Leave every entry as it is and write the data out in full.

Supplied data ::
------------

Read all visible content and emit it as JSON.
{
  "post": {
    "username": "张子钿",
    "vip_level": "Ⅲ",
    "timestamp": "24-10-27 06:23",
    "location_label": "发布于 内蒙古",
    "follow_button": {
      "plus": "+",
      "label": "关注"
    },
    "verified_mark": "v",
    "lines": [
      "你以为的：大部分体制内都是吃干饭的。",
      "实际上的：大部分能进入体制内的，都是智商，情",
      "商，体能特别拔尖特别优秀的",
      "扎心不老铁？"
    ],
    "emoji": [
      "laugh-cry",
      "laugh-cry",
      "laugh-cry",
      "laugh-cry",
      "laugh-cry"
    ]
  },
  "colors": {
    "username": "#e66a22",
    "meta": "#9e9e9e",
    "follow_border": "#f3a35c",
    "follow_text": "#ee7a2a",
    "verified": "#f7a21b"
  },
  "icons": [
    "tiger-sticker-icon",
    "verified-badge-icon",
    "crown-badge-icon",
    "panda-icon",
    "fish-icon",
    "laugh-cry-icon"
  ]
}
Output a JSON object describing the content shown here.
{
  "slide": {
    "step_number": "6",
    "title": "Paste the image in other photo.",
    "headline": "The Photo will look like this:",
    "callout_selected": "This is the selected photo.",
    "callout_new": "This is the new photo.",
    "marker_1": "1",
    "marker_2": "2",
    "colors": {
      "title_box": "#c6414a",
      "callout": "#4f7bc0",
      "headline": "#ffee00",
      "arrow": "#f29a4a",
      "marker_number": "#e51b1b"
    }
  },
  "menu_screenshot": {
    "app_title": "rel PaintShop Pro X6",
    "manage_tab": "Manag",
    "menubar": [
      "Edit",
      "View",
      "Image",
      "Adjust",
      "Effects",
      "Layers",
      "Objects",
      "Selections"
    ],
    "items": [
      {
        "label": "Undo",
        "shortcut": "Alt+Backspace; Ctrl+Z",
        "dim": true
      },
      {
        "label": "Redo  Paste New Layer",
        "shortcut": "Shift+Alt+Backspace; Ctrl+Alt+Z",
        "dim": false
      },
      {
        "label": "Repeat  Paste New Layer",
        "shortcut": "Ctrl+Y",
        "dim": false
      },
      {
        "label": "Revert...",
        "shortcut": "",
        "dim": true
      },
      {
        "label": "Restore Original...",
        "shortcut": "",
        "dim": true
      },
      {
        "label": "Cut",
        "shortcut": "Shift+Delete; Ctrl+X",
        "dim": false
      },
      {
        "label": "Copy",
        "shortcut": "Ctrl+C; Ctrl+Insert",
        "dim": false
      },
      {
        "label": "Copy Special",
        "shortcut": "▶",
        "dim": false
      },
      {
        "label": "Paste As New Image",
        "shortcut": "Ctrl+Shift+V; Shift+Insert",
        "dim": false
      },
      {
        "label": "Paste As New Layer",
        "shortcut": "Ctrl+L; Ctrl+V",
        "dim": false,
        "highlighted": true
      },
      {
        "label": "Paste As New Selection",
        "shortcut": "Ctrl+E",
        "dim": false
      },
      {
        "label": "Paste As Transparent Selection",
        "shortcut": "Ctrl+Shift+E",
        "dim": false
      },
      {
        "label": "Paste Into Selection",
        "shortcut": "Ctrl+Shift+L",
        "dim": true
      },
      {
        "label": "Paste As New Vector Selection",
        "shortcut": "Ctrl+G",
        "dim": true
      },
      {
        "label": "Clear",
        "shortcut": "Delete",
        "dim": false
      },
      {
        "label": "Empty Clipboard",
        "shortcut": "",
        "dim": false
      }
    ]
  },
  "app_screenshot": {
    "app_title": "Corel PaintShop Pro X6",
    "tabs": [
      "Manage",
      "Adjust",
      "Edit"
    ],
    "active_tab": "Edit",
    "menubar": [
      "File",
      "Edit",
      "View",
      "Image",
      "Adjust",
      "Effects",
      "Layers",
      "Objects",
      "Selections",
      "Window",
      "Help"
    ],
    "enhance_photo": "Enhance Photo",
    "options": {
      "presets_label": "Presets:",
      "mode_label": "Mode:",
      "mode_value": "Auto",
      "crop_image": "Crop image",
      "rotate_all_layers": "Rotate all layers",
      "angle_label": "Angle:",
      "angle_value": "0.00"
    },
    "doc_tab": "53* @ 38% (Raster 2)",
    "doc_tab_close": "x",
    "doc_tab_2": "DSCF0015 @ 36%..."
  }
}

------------

Answer for this exercise ::
Read all visible content and emit it as JSON.
{
  "post": {
    "username": "张子钿",
    "vip_level": "Ⅲ",
    "timestamp": "24-10-27 06:23",
    "location_label": "发布于 内蒙古",
    "follow_button": {
      "plus": "+",
      "label": "关注"
    },
    "verified_mark": "v",
    "lines": [
      "你以为的：大部分体制内都是吃干饭的。",
      "实际上的：大部分能进入体制内的，都是智商，情",
      "商，体能特别拔尖特别优秀的",
      "扎心不老铁？"
    ],
    "emoji": [
      "laugh-cry",
      "laugh-cry",
      "laugh-cry",
      "laugh-cry",
      "laugh-cry"
    ]
  },
  "colors": {
    "username": "#e66a22",
    "meta": "#9e9e9e",
    "follow_border": "#f3a35c",
    "follow_text": "#ee7a2a",
    "verified": "#f7a21b"
  },
  "icons": [
    "tiger-sticker-icon",
    "verified-badge-icon",
    "crown-badge-icon",
    "panda-icon",
    "fish-icon",
    "laugh-cry-icon"
  ]
}
Output a JSON object describing the content shown here.
{
  "slide": {
    "step_number": "6",
    "title": "Paste the image in other photo.",
    "headline": "The Photo will look like this:",
    "callout_selected": "This is the selected photo.",
    "callout_new": "This is the new photo.",
    "marker_1": "1",
    "marker_2": "2",
    "colors": {
      "title_box": "#c6414a",
      "callout": "#4f7bc0",
      "headline": "#ffee00",
      "arrow": "#f29a4a",
      "marker_number": "#e51b1b"
    }
  },
  "menu_screenshot": {
    "app_title": "rel PaintShop Pro X6",
    "manage_tab": "Manag",
    "menubar": [
      "Edit",
      "View",
      "Image",
      "Adjust",
      "Effects",
      "Layers",
      "Objects",
      "Selections"
    ],
    "items": [
      {
        "label": "Undo",
        "shortcut": "Alt+Backspace; Ctrl+Z",
        "dim": true
      },
      {
        "label": "Redo  Paste New Layer",
        "shortcut": "Shift+Alt+Backspace; Ctrl+Alt+Z",
        "dim": false
      },
      {
        "label": "Repeat  Paste New Layer",
        "shortcut": "Ctrl+Y",
        "dim": false
      },
      {
        "label": "Revert...",
        "shortcut": "",
        "dim": true
      },
      {
        "label": "Restore Original...",
        "shortcut": "",
        "dim": true
      },
      {
        "label": "Cut",
        "shortcut": "Shift+Delete; Ctrl+X",
        "dim": false
      },
      {
        "label": "Copy",
        "shortcut": "Ctrl+C; Ctrl+Insert",
        "dim": false
      },
      {
        "label": "Copy Special",
        "shortcut": "▶",
        "dim": false
      },
      {
        "label": "Paste As New Image",
        "shortcut": "Ctrl+Shift+V; Shift+Insert",
        "dim": false
      },
      {
        "label": "Paste As New Layer",
        "shortcut": "Ctrl+L; Ctrl+V",
        "dim": false,
        "highlighted": true
      },
      {
        "label": "Paste As New Selection",
        "shortcut": "Ctrl+E",
        "dim": false
      },
      {
        "label": "Paste As Transparent Selection",
        "shortcut": "Ctrl+Shift+E",
        "dim": false
      },
      {
        "label": "Paste Into Selection",
        "shortcut": "Ctrl+Shift+L",
        "dim": true
      },
      {
        "label": "Paste As New Vector Selection",
        "shortcut": "Ctrl+G",
        "dim": true
      },
      {
        "label": "Clear",
        "shortcut": "Delete",
        "dim": false
      },
      {
        "label": "Empty Clipboard",
        "shortcut": "",
        "dim": false
      }
    ]
  },
  "app_screenshot": {
    "app_title": "Corel PaintShop Pro X6",
    "tabs": [
      "Manage",
      "Adjust",
      "Edit"
    ],
    "active_tab": "Edit",
    "menubar": [
      "File",
      "Edit",
      "View",
      "Image",
      "Adjust",
      "Effects",
      "Layers",
      "Objects",
      "Selections",
      "Window",
      "Help"
    ],
    "enhance_photo": "Enhance Photo",
    "options": {
      "presets_label": "Presets:",
      "mode_label": "Mode:",
      "mode_value": "Auto",
      "crop_image": "Crop image",
      "rotate_all_layers": "Rotate all layers",
      "angle_label": "Angle:",
      "angle_value": "0.00"
    },
    "doc_tab": "53* @ 38% (Raster 2)",
    "doc_tab_close": "x",
    "doc_tab_2": "DSCF0015 @ 36%..."
  }
}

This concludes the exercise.